From a road junction a path took us up the western side of Smedmore Hill, and what followed was a very pleasant ridge walk with some good views out over the sea to the southwest. There were some paragliders packing up on the other side of the hedge, and we chatted as we strolled along. Where we had been feeling tired at Kimmeridge, we both seemed to have recovered on this relatively high and level stretch.
I stopped to photograph the trig pillar at Swyre Head, and started following another path that skirted the top of a cliff inland. Just before this met a road there was a memorial bench, commemorating the people who died in two plane crashes on these cliffs. For more infromation on these crashes, see the OPC website. A long road walk followed, leading us down to the village of Kingston. From here we had several routes that we could have taken, but we decided to take a road route, which headed eastwards. At Kingston Barn there was a large pile of stone in a field.
Just before we reached the car park at Worth Matravers we passed Compact Farm, which had a strange term, 'Balbithan Charolais' written on the sign. This turns out to be a type of cow that is bred at the farm; it sounded more like a French place name to me.
By the time we reached the car we were both tired but felt happy at what had been a fairly spectacular day's walk around the coast and the Purbeck Hills. The next walk will take us west across the army ranges at Lulworth, which promises to be a very strenuous walk.
There are two exceptions to this at the start and end of the walk. For the first part of the walk to the South West Coast Path heads eastwards along a footpath that climbs and falls before finally descending down to Seacombe Bottom. Just before the sea is reached at a quarry, turn right along some steps to join the path.
From Kimmeridge Bay, follow the road that heads northeastwards from the bay into the village of Kimmeridge. When the road curves sharply to the right head straight on along a footpath that passes to the right of the small church before climbing steeply uphill. The path ends at a road junction; here head eastwards along a road for a few yards before turning right along a bridleway that climbs uphill. This is easy to follow as it climbs up onto Smedmore Hill, and continues on for a mile and a half from the road to Swyre Head. All the way keep the hedge on the right.
From Swyre Head turn sharp-left to head northeastwards along the top of a ridge, which slowly descends past Polar Wood before reaching a car park beside a road. Here turn right and follow the road eastwards for a mile to Kingston village. Pass the church in the village and continue on along the B3069 road eastwards for a mile, passing Kingston Barn to a road junction. Turn right down this road, and follow it southwards for a mile until the car park is reached in Worth Matravers, where this walk started.
This makes a total distance of 16.0 miles, with 3638 feet of ascent and 3638 feet of descent.

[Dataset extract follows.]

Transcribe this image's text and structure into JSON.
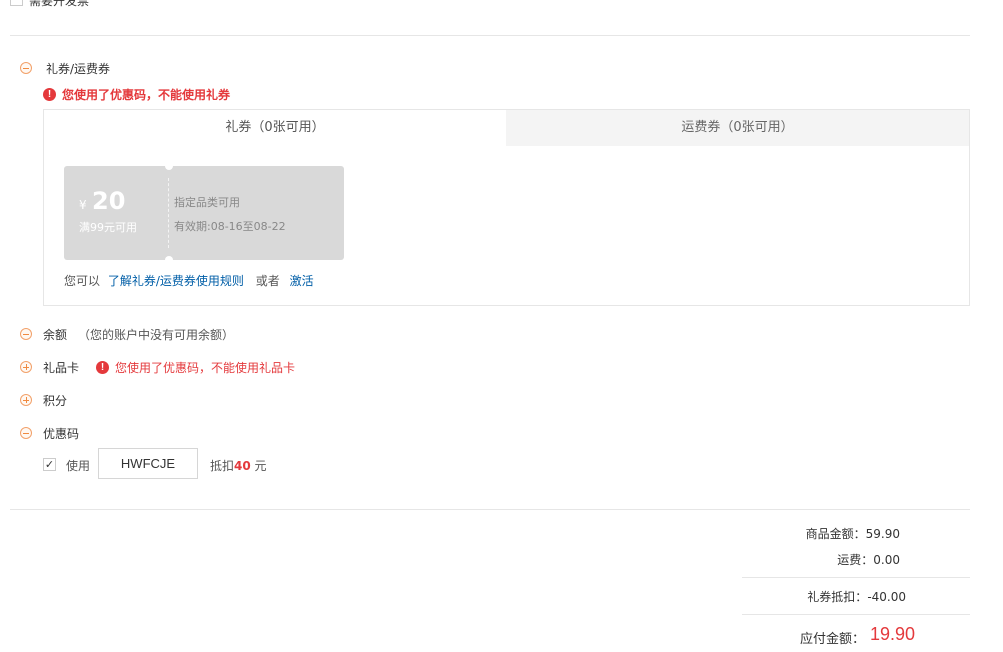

Please note that I take no responsibility for anything that may happen when following these directions. If you intend to follow this route, then please use the relevant maps and check the route out before you go out. As always when walking, use common sense and you should be fine.
If you find any information on any of these routes that is inaccurate, or you wish to add anything, then please email me.
All images on this site are © of the author. Any reproduction, retransmissions, or republication of all or part of any document found on this site is expressly prohibited, unless the author has explicitly granted its prior written consent to so reproduce, retransmit, or republish the material. All other rights reserved.
Although this site includes links providing convenient direct access to other Internet sites, I do not endorse, approve, certify or make warranties or representations as to the accuracy of the information on these sites.
And finally, enjoy your walking!